After a devastating miscarriage in Singapore, Ashley turned to a witch doctor to start the process of raising a ghost child that would help her discover the spirit of her lost baby. This tragedy brings her and husband Bill back to the United States where his friends are amazed that he stayed faithful to her in a foreign country filled with beautiful women.
Soon, the couple finds themselves pregnant again, but their joy doesn’t last long. That ghost child — or the spirit of their lost baby — will not come in second place to a living child. And what about Siti, their housekeeper, who has come back with them, creeping out all of their friends?
What really struck me about the film is the incredibly casual misogyny of Bill’s friends toward his marriage and wife’s mental state. “You just need to get laid” seems to be their solution to a spouse in major need to support. And everyone in the film has no issue at all being racist toward Siti, who is one of the few sympathetic characters in the film.
I also enjoyed the fact that the spirit in this film chooses technology to make its presence known. In moments of physical interaction, some of the characters turn to stare into their screens, such as when a girl attempts to seduce Bill in a bar. Instead of enjoying that moment — when he shouldn’t be — he starts to film it and instead of watching her giving him a sexual favor in digital POV, he’s greeted with the face of evil.
The film marks the directorial debut of Jennifer Phillips, who is also the film’s writer and producer. The film looks way better than most current VOD features and while some performances aren’t as good as others, it’s a decent first effort — minus the surprise ending, which feels a little tacked on.
As is typical in horror films, people don’t always behave like you or I would in these situations. When a voice tells me to get out, I get out! I also know better than to try and raise a ghost child, but then again, as far as I know, I am not a character in a horror movie.
Blood Child is now available on all major platforms, including iTunes, Amazon Instant Video, inDemand, Dish and more. Plus, you can get the DVD from all major online retailers.

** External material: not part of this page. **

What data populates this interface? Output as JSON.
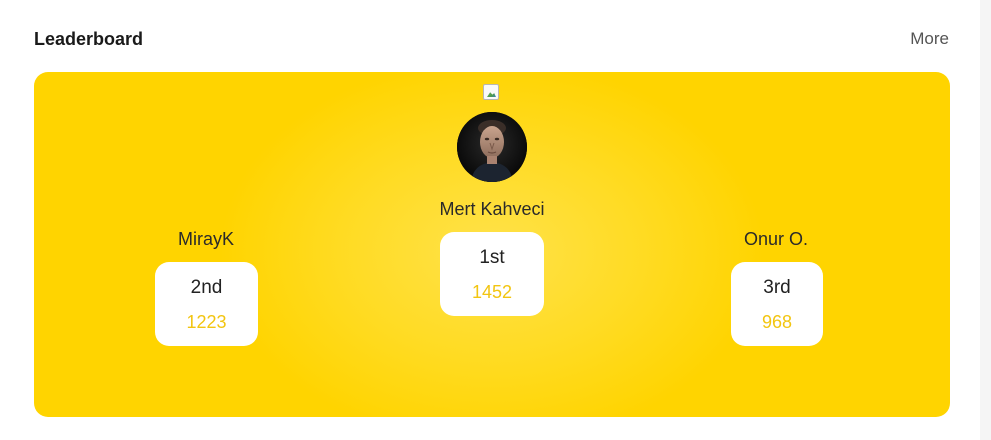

Disclaimer: I was sent this movie by its PR team, but as you know, that has no bearing on my review.